• _Problem_: Which lines below hold the word "Password"? Report each one.

*** Opening of Working data ***

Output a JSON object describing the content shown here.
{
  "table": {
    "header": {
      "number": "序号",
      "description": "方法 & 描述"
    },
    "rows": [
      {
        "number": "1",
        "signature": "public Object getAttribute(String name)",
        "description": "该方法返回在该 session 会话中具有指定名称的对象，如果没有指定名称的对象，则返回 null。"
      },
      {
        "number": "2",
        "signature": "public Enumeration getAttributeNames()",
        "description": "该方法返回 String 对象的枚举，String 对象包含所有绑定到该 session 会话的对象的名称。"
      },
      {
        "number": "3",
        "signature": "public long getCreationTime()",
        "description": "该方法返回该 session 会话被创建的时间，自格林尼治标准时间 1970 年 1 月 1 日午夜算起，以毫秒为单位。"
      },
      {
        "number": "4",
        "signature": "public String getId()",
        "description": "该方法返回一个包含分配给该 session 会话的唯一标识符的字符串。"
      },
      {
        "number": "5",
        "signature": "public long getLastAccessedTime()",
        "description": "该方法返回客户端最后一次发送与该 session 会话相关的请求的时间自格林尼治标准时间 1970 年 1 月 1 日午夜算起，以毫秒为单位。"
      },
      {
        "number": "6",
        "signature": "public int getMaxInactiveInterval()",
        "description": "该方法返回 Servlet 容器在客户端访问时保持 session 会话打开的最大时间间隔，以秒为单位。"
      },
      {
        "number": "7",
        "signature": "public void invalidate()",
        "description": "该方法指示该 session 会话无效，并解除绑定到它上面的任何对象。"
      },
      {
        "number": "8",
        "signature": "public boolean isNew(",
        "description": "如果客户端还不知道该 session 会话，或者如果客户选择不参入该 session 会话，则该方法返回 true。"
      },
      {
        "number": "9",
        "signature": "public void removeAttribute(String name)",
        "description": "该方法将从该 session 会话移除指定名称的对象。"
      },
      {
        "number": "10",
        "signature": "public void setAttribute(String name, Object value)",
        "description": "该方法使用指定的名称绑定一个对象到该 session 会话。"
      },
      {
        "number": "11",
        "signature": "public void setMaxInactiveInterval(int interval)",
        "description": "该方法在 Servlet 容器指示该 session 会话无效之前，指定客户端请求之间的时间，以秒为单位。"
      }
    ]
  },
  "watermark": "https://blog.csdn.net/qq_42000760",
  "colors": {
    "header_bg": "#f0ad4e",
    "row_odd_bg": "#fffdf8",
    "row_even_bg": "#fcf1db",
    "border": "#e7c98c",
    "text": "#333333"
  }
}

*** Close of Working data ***
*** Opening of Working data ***

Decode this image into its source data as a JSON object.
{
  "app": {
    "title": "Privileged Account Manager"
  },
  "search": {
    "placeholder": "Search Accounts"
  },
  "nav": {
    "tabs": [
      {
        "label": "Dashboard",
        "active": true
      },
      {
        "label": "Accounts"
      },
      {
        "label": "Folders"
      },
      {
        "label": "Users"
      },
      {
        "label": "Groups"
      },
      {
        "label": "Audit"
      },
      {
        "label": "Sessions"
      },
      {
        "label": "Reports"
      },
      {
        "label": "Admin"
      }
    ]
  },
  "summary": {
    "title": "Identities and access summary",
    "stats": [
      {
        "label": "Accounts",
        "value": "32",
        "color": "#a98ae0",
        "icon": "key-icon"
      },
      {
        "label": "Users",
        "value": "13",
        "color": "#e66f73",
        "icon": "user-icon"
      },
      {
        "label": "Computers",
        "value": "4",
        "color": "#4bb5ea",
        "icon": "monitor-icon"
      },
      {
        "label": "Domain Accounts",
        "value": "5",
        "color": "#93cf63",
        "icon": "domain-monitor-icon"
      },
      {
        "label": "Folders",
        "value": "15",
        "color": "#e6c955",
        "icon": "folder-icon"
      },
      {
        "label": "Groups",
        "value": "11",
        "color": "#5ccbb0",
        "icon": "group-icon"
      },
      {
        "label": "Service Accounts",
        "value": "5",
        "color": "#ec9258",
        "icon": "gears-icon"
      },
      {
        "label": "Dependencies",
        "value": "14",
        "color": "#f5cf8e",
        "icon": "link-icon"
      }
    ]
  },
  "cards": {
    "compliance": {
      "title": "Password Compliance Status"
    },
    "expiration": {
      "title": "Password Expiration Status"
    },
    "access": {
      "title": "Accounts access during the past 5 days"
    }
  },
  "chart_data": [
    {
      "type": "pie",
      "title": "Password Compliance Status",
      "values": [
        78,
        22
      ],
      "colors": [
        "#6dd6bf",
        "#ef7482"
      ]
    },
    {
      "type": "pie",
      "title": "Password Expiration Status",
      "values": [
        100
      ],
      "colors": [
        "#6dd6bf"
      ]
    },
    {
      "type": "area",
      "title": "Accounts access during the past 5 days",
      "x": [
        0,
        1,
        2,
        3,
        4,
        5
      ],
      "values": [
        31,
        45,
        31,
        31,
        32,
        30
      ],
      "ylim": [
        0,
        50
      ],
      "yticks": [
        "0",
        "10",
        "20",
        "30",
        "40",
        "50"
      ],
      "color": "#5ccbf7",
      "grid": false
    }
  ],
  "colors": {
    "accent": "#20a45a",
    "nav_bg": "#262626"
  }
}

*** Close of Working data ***

• _Written solution_:
      "title": "Password Compliance Status"
      "title": "Password Expiration Status"
      "title": "Password Compliance Status",
      "title": "Password Expiration Status",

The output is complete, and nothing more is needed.